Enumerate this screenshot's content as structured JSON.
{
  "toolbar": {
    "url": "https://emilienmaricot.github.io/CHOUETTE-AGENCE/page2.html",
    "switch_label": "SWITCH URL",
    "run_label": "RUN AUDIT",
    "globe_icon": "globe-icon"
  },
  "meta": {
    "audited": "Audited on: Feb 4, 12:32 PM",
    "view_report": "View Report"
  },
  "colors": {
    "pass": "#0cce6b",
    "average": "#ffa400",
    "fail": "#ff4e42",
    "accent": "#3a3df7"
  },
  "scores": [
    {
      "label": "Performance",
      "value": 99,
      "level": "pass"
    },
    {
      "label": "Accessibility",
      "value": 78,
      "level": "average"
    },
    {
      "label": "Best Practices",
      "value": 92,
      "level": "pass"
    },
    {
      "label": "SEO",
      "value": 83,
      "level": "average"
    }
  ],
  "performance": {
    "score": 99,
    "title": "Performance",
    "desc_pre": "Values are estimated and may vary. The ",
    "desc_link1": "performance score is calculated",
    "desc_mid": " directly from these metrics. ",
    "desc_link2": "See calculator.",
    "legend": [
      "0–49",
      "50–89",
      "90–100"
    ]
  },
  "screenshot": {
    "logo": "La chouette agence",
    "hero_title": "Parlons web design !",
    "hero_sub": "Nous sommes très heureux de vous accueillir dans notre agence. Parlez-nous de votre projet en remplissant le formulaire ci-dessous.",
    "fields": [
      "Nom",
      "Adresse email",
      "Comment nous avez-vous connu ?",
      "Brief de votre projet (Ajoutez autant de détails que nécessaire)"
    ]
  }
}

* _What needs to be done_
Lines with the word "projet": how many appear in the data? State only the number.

* _Answer to the exercise_
2